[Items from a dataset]
-----
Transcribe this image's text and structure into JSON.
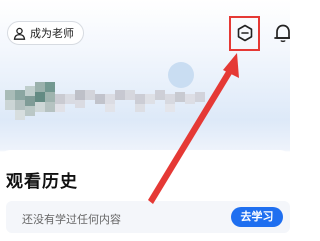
{
  "header": {
    "teacher_button_label": "成为老师",
    "teacher_icon": "person-icon",
    "action_icon": "minus-circle-icon",
    "bell_icon": "bell-icon"
  },
  "history": {
    "title": "观看历史",
    "empty_text": "还没有学过任何内容",
    "cta_label": "去学习"
  },
  "annotation": {
    "color": "#e53935"
  },
  "colors": {
    "accent": "#1f6ff0"
  }
}
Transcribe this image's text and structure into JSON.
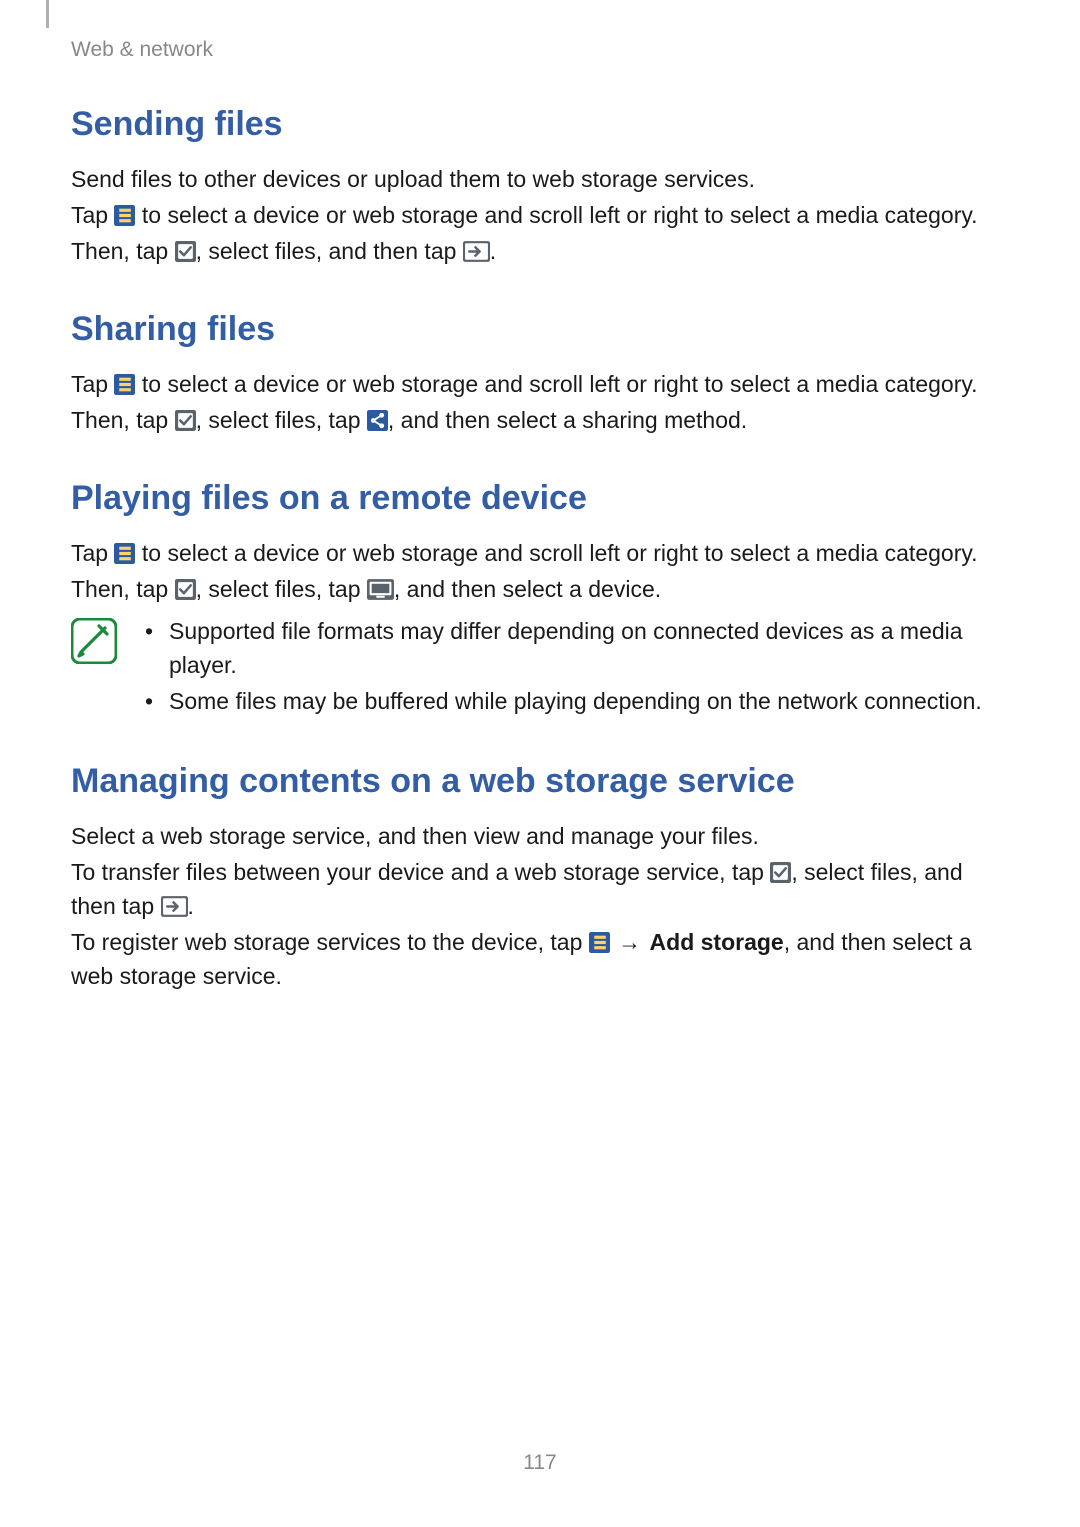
{
  "breadcrumb": "Web & network",
  "page_number": "117",
  "icons": {
    "list": "list-icon",
    "checkbox": "checkbox-icon",
    "send": "send-arrow-icon",
    "share": "share-icon",
    "cast": "cast-screen-icon",
    "note": "note-icon"
  },
  "sections": [
    {
      "heading": "Sending files",
      "p1_a": "Send files to other devices or upload them to web storage services.",
      "p2_a": "Tap ",
      "p2_b": " to select a device or web storage and scroll left or right to select a media category.",
      "p3_a": "Then, tap ",
      "p3_b": ", select files, and then tap ",
      "p3_c": "."
    },
    {
      "heading": "Sharing files",
      "p1_a": "Tap ",
      "p1_b": " to select a device or web storage and scroll left or right to select a media category.",
      "p2_a": "Then, tap ",
      "p2_b": ", select files, tap ",
      "p2_c": ", and then select a sharing method."
    },
    {
      "heading": "Playing files on a remote device",
      "p1_a": "Tap ",
      "p1_b": " to select a device or web storage and scroll left or right to select a media category.",
      "p2_a": "Then, tap ",
      "p2_b": ", select files, tap ",
      "p2_c": ", and then select a device.",
      "note_items": [
        "Supported file formats may differ depending on connected devices as a media player.",
        "Some files may be buffered while playing depending on the network connection."
      ]
    },
    {
      "heading": "Managing contents on a web storage service",
      "p1_a": "Select a web storage service, and then view and manage your files.",
      "p2_a": "To transfer files between your device and a web storage service, tap ",
      "p2_b": ", select files, and then tap ",
      "p2_c": ".",
      "p3_a": "To register web storage services to the device, tap ",
      "p3_arrow": " → ",
      "p3_bold": "Add storage",
      "p3_b": ", and then select a web storage service."
    }
  ]
}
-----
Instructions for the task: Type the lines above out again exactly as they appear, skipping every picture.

Answer:
Transcribe this image's text and structure into JSON.
{
  "header": {
    "teacher_button_label": "成为老师",
    "teacher_icon": "person-icon",
    "action_icon": "minus-circle-icon",
    "bell_icon": "bell-icon"
  },
  "history": {
    "title": "观看历史",
    "empty_text": "还没有学过任何内容",
    "cta_label": "去学习"
  },
  "annotation": {
    "color": "#e53935"
  },
  "colors": {
    "accent": "#1f6ff0"
  }
}
Transcribe this image's text and structure into JSON.
{
  "breadcrumb": "Web & network",
  "page_number": "117",
  "icons": {
    "list": "list-icon",
    "checkbox": "checkbox-icon",
    "send": "send-arrow-icon",
    "share": "share-icon",
    "cast": "cast-screen-icon",
    "note": "note-icon"
  },
  "sections": [
    {
      "heading": "Sending files",
      "p1_a": "Send files to other devices or upload them to web storage services.",
      "p2_a": "Tap ",
      "p2_b": " to select a device or web storage and scroll left or right to select a media category.",
      "p3_a": "Then, tap ",
      "p3_b": ", select files, and then tap ",
      "p3_c": "."
    },
    {
      "heading": "Sharing files",
      "p1_a": "Tap ",
      "p1_b": " to select a device or web storage and scroll left or right to select a media category.",
      "p2_a": "Then, tap ",
      "p2_b": ", select files, tap ",
      "p2_c": ", and then select a sharing method."
    },
    {
      "heading": "Playing files on a remote device",
      "p1_a": "Tap ",
      "p1_b": " to select a device or web storage and scroll left or right to select a media category.",
      "p2_a": "Then, tap ",
      "p2_b": ", select files, tap ",
      "p2_c": ", and then select a device.",
      "note_items": [
        "Supported file formats may differ depending on connected devices as a media player.",
        "Some files may be buffered while playing depending on the network connection."
      ]
    },
    {
      "heading": "Managing contents on a web storage service",
      "p1_a": "Select a web storage service, and then view and manage your files.",
      "p2_a": "To transfer files between your device and a web storage service, tap ",
      "p2_b": ", select files, and then tap ",
      "p2_c": ".",
      "p3_a": "To register web storage services to the device, tap ",
      "p3_arrow": " → ",
      "p3_bold": "Add storage",
      "p3_b": ", and then select a web storage service."
    }
  ]
}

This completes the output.